Gas Resistance

One of the nastier weapons in the wastes, gas attacks can cause massive amounts of damage to a large number of people, or cover a large area in a relatively small amount of time. Some gasses do not damage a target, but are merely designed to incapacitate it. Gas Resistance is based entirely on armor, race, and equipment. There are two kinds of gas attacks: Inhaled and Contact gasses. Inhaled gasses must enter the lungs before causing ill effects; Contact gasses are more like clouds of acid vapor, damaging any biological substance they come into contact with. Gas resistance is given in a X/X number, with the first variable representing Inhaled gasses and the second variable representing Contact gasses. Unless the character is a robot, the beginning Gas Resistance is always 0/0.

Electricity Resistance

This measures how resistant a character is to electricity. Whenever the character takes damage from electricity, the amount of damage is reduced by their electricity resistance (a percentage). Unless a character’s race has built-in electrical damage, this number always starts at 0.

Damage Resistance

Damage Resistance is determined entirely by armor. Unless the character has some built in damage resistance because of their race, this is 0%.

Damage Threshold

Damage Threshold represents how much damage a piece of armor actually prevents. A character does not have any actual Damage Threshold until they are wearing armor of some kind.


Sequence determines who goes first in a combat round. Of course, if you are the one initiating the combat, you automatically get to go first (you sneak up on a guard and clobber him in the head), but all the combat turns after that get broken down by Sequence, with highest Sequence going first, and so on down the line. Sequence is equal to (2 * Perception).

Healing Rate

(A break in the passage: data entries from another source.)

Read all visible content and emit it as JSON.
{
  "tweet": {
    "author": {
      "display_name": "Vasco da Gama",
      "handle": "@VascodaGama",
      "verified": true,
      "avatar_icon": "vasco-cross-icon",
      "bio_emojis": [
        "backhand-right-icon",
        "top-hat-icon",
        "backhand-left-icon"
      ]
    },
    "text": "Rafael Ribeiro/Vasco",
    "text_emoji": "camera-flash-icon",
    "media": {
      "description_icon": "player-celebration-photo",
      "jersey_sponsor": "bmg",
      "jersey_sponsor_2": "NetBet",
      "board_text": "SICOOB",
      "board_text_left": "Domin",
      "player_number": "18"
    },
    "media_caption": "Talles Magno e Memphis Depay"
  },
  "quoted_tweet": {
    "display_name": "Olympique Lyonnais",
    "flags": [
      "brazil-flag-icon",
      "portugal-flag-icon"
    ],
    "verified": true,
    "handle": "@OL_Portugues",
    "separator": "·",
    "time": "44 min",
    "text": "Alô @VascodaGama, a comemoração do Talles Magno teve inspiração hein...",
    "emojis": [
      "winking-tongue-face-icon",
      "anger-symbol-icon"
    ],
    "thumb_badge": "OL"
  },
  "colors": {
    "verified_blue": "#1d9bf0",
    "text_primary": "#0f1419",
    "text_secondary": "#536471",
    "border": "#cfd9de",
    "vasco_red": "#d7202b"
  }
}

Life possesses the remarkable ability to heal itself naturally. Your character's Healing Rate is the number of hit points they heal naturally in a day (24 hours) of activity, or in six hours of resting. Use this table to determine healing rate, based upon Endurance.

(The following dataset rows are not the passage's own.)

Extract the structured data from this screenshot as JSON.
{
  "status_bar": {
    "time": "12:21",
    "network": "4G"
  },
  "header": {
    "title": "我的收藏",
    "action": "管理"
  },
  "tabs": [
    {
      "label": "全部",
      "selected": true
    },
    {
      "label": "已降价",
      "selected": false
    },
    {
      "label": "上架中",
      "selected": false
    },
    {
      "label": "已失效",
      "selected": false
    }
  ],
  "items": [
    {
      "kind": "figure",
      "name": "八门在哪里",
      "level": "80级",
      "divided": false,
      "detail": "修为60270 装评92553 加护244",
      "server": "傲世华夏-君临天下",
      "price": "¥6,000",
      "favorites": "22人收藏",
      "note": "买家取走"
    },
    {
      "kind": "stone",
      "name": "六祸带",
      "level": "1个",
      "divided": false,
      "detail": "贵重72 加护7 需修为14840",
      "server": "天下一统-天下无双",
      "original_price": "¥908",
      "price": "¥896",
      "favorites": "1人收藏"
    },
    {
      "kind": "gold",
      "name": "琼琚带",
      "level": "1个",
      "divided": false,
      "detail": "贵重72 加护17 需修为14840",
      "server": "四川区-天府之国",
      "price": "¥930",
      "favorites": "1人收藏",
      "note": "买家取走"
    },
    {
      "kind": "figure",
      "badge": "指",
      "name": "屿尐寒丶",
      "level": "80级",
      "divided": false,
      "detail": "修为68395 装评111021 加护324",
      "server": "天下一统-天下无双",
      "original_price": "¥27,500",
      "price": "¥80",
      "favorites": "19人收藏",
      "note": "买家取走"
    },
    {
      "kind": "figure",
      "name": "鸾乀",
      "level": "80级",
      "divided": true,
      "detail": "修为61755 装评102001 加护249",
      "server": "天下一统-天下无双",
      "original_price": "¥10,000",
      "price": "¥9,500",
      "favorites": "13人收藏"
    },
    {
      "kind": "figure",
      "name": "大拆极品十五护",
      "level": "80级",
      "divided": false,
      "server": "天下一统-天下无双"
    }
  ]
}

Endurance Healing Rate
1-5 1
6-8 2
9-10 3
11+ 4

A character with an Endurance of 7 would have a healing rate of 2 and heal 2 hit points in a 24-hour period where they were active (fighting, walking around, etc) and will heal 8 hit points in any 24 hour period where they are resting (sleeping, watching TV, etc.). Note that Robots do not naturally heal themselves, and therefore automatically have a Healing Rate of “0”.

Critical Chance

This is the base chance to cause a critical hit in combat. High weapons skills and weapons of high quality can modify this number later. If a to-hit roll is successful and low enough that it fell within the character’s Critical Chance, the hit becomes critical. A base Critical Chance is equal to a character's Luck. A character with a luck of 3 has a 3% base chance to critical hit.